Instead of seeing exchange as one event of give and take, see it as two distinct events: A gives B something. B gives A something. Two people are separately giving to each other. The reason for it is all in your head. Forget the reason. Just look at what’s happening. Two people are freely giving to each other, connecting, and benefiting.

We look at the event too much as a give and take, and that is what trips us up into thinking one is taking advantage of the other, or there is a more powerful and less powerful party to the transaction. But if we just observe what’s happening, we can get rid of all that. One person gives. The other person gives. The result is peace.

The only difference between charitable giving and a market exchange is that in an exchange, there are two givers, and they each have a reason for giving. In a charitable donation, there is only one giver, and only he has a reason for giving. The other party is passive.

The reason for a market exchange is a shared interest between the two. It’s what connects them. This puts market exchanges above simple charitable giving on a moral sphere, because the market connects humanity, while giving does not necessarily do so. It can, but giving does not have to connect giver and receiver. An exchange necessarily does. The market necessarily does. It requires reciprocation. Charitable giving does not.

Then why is charitable giving a mitzva? The only reason I can think of is a גזירת הכתוב. Which means there is no rational reason, which makes sense considering there is a Rabbinic limit to charitable giving at 20%. Any more and giving is considered a sin.

Rav Sa’adaya Gaon, at the beginning of אמונות ודעות, the Book of Beliefs and Opinions, pretty much the first complete work dedicated to Jewish philosophy ever written circa 800 CE – Sa’adya observes that if everyone stole from everyone else, there would be no productivity and all of humanity would starve.

That extends to charitable giving. The more people that give without reciprocity, the less production you have. The market requires production from both sides of the exchange in every exchange. Otherwise the exchange is not made. The more charity you have in the world, the less wealth, because charity does not require both parties to produce. It is unilateral. At a certain saturation point then, charitable giving harms humanity. Rabbinically, that point is 20%.

Visually too, indirect exchange through a monetary medium necessarily connects humanity, not just via the two making the exchange itself, but due to the nature of the monetary medium it forces the receiver of money to exchange with yet another person in the future.

If you see the specific good in the exchange as the point of a cone, and then the money as the funnel, the funnel of the cone sits over the seller of the good, who is the receiver of money. The point of the cone sits over the buyer. The buyer gives money to the seller. The cone opens up to a third person, because the money received must then be exchanged with another person. Otherwise the money is worthless.
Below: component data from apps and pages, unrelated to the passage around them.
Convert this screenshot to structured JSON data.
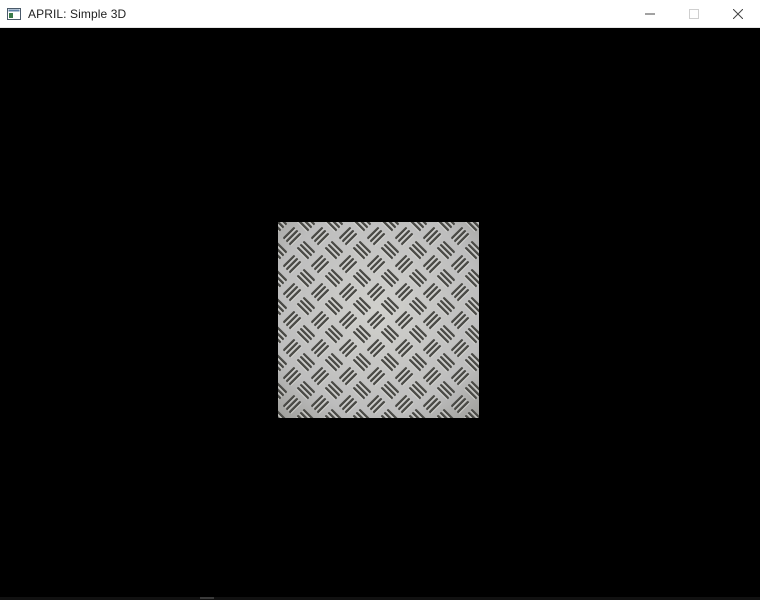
{
  "window": {
    "title": "APRIL: Simple 3D",
    "app_icon": "application-window-icon",
    "controls": {
      "minimize_icon": "minimize-icon",
      "maximize_icon": "maximize-icon",
      "close_icon": "close-icon"
    }
  },
  "scene": {
    "background_color": "#000000",
    "object": "textured-quad",
    "texture": "diamond-plate-metal"
  },
  "colors": {
    "titlebar": "#ffffff",
    "title_text": "#222222",
    "plate_base": "#bdbdbd",
    "plate_groove": "#4a4a46"
  }
}
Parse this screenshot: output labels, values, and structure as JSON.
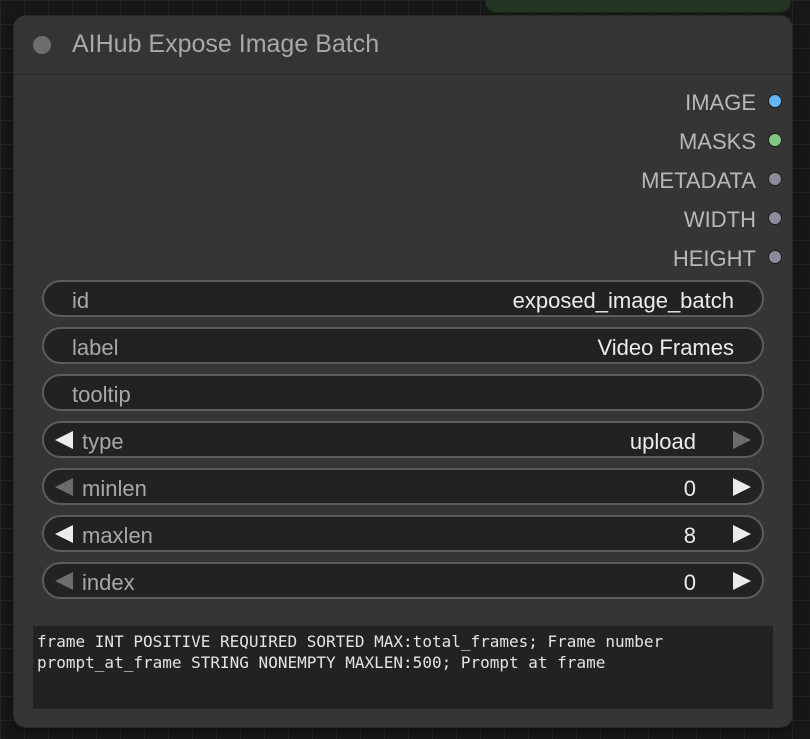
{
  "node": {
    "title": "AIHub Expose Image Batch"
  },
  "outputs": [
    {
      "label": "IMAGE",
      "color": "#64b5f6"
    },
    {
      "label": "MASKS",
      "color": "#81c784"
    },
    {
      "label": "METADATA",
      "color": "#8e8a9a"
    },
    {
      "label": "WIDTH",
      "color": "#8e8a9a"
    },
    {
      "label": "HEIGHT",
      "color": "#8e8a9a"
    }
  ],
  "widgets": {
    "id": {
      "name": "id",
      "value": "exposed_image_batch"
    },
    "label": {
      "name": "label",
      "value": "Video Frames"
    },
    "tooltip": {
      "name": "tooltip",
      "value": ""
    },
    "type": {
      "name": "type",
      "value": "upload"
    },
    "minlen": {
      "name": "minlen",
      "value": "0"
    },
    "maxlen": {
      "name": "maxlen",
      "value": "8"
    },
    "index": {
      "name": "index",
      "value": "0"
    }
  },
  "metadata_text": "frame INT POSITIVE REQUIRED SORTED MAX:total_frames; Frame number\nprompt_at_frame STRING NONEMPTY MAXLEN:500; Prompt at frame",
  "icons": {
    "collapse": "circle-dot-icon",
    "decrement": "triangle-left-icon",
    "increment": "triangle-right-icon"
  }
}
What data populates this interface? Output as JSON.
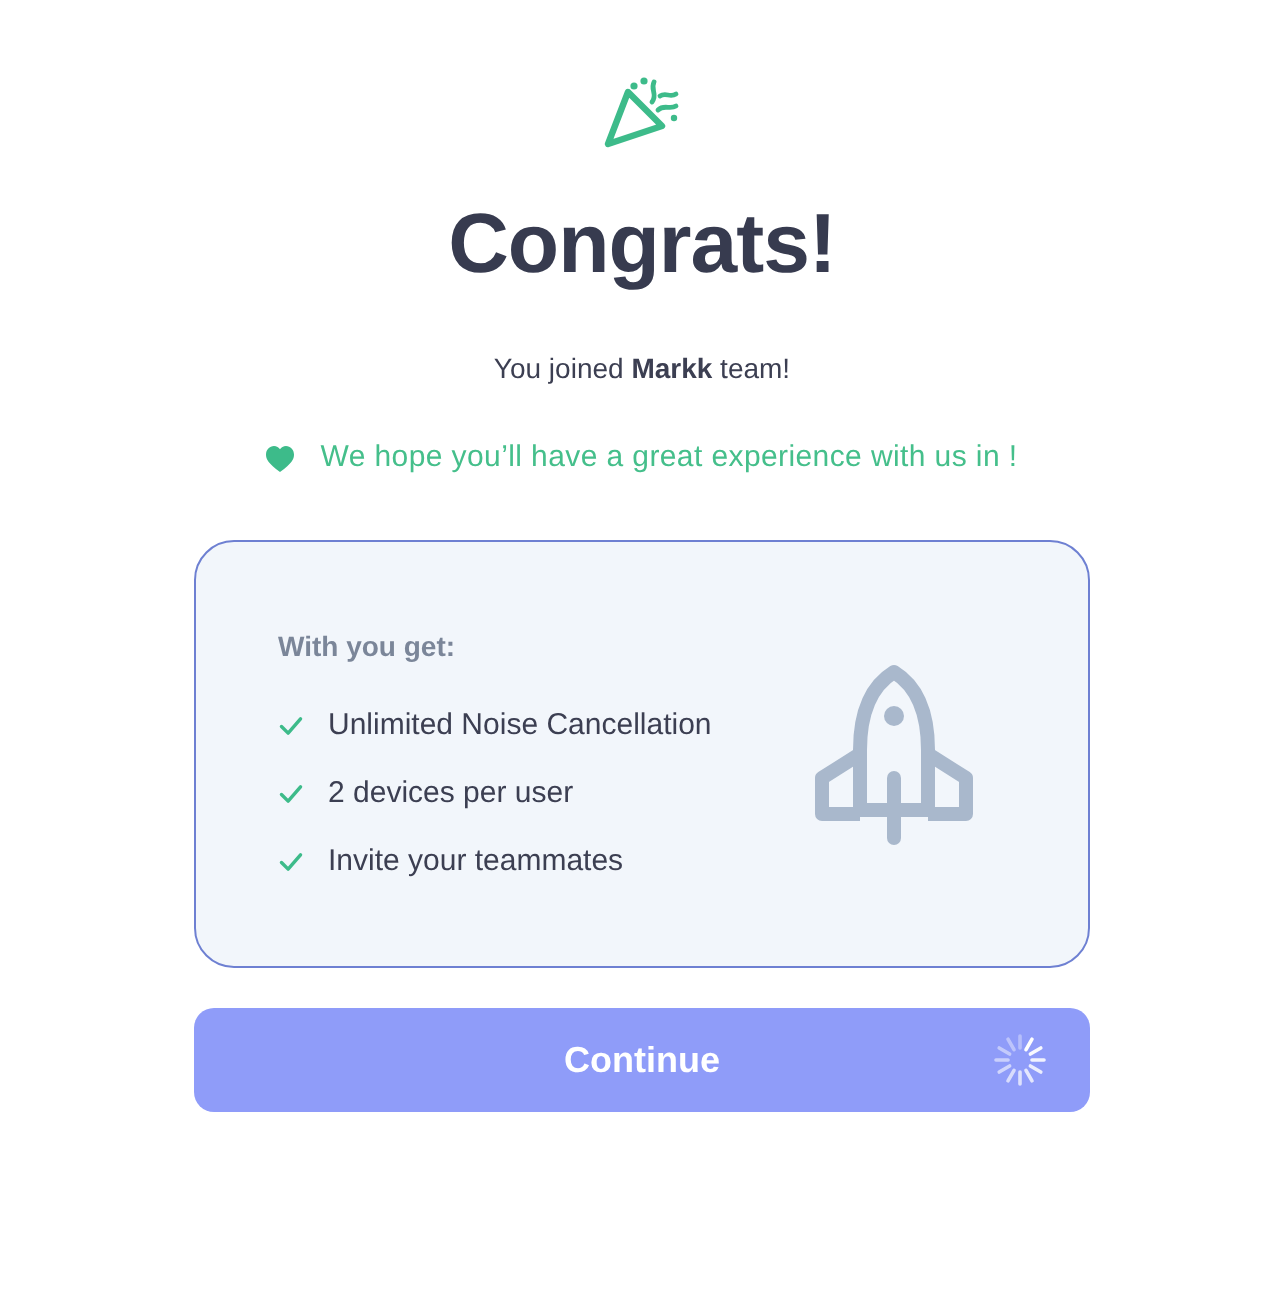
{
  "header": {
    "title": "Congrats!"
  },
  "joined_message": "You joined **Markk** team!",
  "hope_message": "We hope you’ll have a great experience with us in !",
  "benefits": {
    "title": "With you get:",
    "items": [
      {
        "label": "Unlimited Noise Cancellation",
        "checked": true
      },
      {
        "label": "2 devices per user",
        "checked": true
      },
      {
        "label": "Invite your teammates",
        "checked": true
      }
    ]
  },
  "continue_button": {
    "label": "Continue",
    "disabled": true,
    "loading": true
  }
}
The buyer is in effect pointing the seller in the direction of someone else – anyone else really, urging him to further exchange and add wealth to humanity using the money he has just given the seller.

A quote from Chef, starring Jon Favreau, demonstrates this. The chef is talking to his son, who tried to lazily give a burnt sandwich to a customer:

“I may not be the best husband in the world and I’m sorry if I wasn’t the best father. But I’m good at this, and I want to share this with you. I want to teach you what I learned. I get to touch people’s lives with what I do. And it keeps me going and I love it. And I think if you give it a shot you might love it too. Now, should we have served that sandwich?”